§ TASK STATEMENT
Scan the records below. List lines holding "screenshot".

[Records from a dataset]
____________
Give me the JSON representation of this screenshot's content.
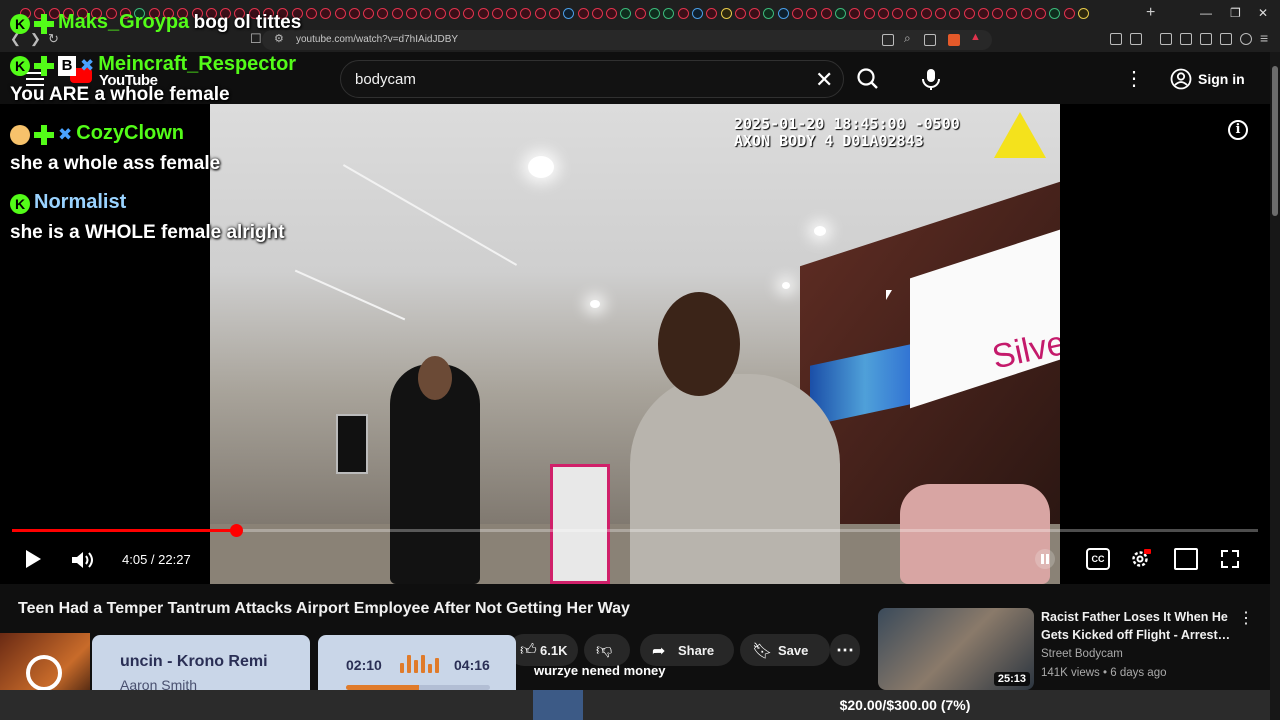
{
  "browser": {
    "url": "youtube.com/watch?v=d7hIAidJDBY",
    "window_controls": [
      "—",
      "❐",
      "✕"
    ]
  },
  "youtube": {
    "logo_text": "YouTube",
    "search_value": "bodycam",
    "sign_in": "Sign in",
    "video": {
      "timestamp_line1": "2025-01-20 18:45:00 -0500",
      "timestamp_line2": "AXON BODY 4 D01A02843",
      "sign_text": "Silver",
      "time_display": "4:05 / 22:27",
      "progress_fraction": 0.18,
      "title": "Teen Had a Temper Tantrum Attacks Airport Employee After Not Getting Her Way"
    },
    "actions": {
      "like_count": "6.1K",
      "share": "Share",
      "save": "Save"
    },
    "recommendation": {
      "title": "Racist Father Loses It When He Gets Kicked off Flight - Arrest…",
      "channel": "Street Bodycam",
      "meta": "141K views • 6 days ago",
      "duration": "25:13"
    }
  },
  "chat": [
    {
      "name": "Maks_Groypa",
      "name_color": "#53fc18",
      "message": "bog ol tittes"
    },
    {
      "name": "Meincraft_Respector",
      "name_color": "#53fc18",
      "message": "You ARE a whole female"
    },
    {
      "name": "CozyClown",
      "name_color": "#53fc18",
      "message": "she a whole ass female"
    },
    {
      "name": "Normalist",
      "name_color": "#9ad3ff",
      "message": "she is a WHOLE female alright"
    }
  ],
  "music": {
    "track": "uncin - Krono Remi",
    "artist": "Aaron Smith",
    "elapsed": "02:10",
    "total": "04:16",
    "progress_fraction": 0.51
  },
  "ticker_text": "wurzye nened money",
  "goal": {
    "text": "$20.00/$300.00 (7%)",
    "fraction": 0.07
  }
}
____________
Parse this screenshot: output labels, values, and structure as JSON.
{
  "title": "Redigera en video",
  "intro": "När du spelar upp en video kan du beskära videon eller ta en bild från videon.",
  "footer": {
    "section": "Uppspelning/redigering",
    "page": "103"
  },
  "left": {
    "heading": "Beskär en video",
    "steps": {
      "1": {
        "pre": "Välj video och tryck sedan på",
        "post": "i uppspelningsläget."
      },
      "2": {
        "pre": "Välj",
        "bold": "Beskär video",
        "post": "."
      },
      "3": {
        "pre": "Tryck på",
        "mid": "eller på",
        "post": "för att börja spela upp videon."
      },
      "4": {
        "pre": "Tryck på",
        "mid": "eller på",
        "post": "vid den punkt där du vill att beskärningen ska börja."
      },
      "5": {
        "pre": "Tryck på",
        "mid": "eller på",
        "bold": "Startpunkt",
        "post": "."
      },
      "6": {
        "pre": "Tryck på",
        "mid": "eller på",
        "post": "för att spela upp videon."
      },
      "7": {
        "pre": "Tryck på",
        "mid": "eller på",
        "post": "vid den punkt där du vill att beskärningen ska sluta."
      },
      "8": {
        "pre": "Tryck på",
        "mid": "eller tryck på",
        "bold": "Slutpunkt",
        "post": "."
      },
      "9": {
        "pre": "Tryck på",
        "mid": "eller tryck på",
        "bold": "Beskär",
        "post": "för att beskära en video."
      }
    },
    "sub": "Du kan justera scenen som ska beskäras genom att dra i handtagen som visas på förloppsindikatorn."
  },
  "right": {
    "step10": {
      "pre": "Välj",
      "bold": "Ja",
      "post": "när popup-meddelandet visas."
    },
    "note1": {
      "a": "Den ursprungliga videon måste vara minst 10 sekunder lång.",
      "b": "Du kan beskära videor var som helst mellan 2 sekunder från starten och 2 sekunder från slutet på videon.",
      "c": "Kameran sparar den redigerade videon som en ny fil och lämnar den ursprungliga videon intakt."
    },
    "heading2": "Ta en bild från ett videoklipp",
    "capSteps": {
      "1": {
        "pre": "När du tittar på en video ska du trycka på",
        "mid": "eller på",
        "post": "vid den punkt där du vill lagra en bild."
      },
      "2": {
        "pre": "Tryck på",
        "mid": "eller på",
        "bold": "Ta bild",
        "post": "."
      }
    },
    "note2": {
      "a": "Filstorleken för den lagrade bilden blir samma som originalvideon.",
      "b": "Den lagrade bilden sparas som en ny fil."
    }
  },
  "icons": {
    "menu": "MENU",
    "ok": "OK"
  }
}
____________
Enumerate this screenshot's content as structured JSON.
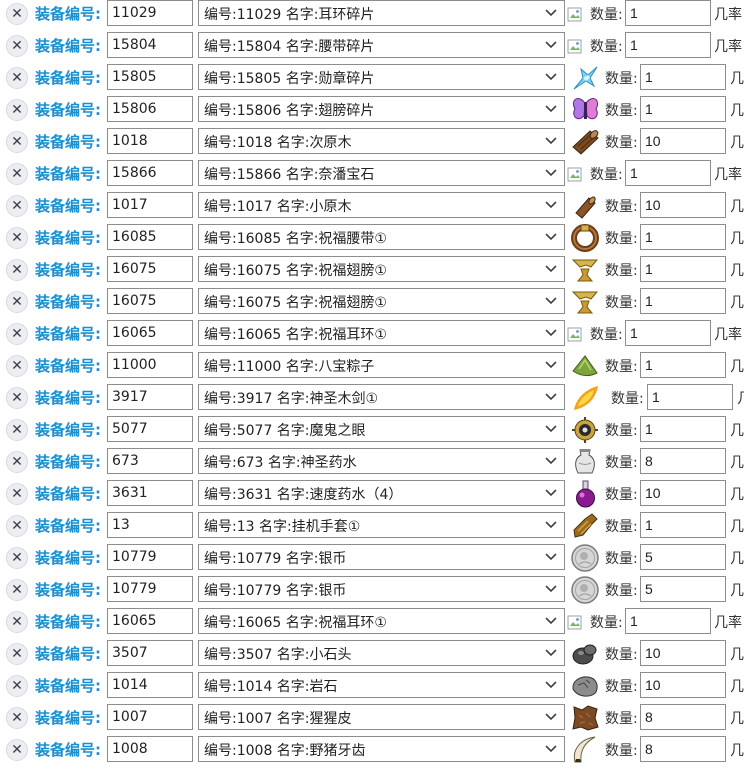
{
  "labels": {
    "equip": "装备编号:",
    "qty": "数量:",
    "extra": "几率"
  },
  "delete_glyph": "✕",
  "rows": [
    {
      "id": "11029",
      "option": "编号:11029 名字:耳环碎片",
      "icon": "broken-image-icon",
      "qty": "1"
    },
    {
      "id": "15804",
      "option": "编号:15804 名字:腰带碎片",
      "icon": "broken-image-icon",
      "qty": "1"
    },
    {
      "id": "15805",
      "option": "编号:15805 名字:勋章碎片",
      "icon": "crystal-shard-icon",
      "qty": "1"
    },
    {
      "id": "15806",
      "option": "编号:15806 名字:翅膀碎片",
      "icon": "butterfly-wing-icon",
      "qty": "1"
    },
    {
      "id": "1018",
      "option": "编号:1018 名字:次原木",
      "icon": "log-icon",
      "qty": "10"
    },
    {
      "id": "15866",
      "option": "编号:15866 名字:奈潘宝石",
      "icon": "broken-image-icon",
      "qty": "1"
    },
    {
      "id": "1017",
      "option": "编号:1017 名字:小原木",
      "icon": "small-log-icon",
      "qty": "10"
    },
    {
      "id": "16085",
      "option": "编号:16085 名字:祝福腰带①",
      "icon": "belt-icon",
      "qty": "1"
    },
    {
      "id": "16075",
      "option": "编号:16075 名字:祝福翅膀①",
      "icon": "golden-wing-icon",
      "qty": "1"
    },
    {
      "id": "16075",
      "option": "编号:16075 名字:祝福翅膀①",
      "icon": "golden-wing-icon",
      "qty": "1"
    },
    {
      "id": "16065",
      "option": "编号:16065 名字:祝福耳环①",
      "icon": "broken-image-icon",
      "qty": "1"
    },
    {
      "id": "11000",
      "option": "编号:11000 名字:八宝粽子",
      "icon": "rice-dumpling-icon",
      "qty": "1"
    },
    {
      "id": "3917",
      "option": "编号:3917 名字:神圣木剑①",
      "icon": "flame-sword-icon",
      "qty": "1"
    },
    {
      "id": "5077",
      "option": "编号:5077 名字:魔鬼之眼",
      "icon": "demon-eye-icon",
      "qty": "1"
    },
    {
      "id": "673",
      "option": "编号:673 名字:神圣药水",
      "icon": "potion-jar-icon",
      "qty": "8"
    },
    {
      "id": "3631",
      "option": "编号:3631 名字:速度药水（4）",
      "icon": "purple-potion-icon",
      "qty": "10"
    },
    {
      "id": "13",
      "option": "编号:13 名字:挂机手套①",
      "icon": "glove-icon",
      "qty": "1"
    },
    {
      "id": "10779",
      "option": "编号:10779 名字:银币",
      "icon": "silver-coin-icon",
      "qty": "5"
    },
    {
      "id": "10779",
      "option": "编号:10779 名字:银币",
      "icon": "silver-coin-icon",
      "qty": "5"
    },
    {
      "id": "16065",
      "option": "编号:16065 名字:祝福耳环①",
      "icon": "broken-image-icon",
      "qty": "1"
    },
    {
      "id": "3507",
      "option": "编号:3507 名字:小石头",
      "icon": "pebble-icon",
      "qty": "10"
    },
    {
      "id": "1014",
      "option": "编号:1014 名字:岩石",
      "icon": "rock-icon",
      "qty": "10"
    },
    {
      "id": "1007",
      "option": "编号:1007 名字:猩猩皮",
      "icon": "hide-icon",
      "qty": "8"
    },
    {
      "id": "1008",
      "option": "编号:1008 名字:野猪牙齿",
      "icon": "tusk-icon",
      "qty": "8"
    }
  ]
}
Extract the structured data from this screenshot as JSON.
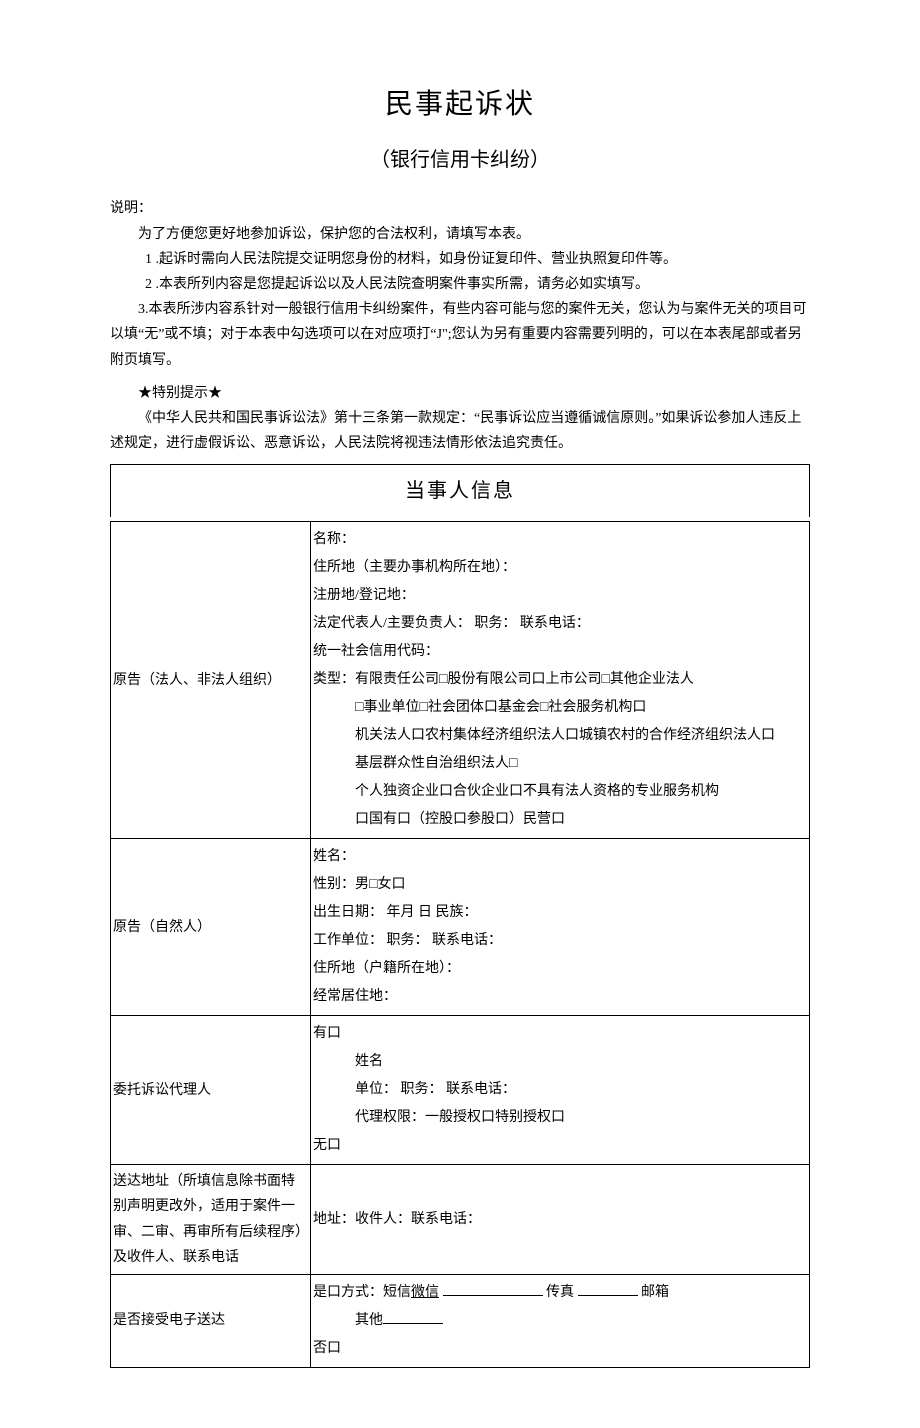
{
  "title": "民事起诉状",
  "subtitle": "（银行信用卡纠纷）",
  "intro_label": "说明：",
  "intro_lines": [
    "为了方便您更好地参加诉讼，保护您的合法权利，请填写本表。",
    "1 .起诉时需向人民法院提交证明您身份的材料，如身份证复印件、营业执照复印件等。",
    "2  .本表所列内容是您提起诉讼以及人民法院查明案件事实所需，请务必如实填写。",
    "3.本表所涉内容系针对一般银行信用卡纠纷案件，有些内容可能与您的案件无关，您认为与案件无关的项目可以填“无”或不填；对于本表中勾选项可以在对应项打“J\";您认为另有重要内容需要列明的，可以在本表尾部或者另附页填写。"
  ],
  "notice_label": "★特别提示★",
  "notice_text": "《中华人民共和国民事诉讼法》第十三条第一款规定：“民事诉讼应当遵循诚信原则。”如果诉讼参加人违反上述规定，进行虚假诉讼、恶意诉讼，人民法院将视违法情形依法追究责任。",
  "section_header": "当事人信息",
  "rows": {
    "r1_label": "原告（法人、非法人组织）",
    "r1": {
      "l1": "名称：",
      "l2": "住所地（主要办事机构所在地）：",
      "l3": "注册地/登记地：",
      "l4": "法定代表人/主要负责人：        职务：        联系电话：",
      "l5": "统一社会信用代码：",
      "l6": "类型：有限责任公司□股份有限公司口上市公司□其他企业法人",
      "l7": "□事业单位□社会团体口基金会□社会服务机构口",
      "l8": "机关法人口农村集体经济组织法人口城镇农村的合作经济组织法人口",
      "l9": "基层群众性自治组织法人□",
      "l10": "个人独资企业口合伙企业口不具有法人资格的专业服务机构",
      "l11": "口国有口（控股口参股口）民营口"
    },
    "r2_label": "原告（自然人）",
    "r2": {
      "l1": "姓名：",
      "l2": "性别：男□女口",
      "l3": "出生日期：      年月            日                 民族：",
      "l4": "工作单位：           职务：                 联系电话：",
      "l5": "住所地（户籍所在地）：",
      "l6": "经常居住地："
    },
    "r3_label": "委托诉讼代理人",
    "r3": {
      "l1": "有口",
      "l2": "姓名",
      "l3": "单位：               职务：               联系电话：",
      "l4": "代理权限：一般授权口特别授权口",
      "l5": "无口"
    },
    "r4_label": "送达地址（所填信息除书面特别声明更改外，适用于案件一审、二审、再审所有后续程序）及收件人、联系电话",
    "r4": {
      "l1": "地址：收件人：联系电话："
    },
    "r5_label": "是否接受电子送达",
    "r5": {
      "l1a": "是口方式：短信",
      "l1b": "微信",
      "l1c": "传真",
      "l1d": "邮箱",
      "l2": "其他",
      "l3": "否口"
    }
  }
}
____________
§ WORKED SOLUTION
Give me the JSON representation of this screenshot's content.
Parse this screenshot: output labels, values, and structure as JSON.
Enumerate this screenshot's content as structured JSON.
Extract the structured data from this screenshot as JSON.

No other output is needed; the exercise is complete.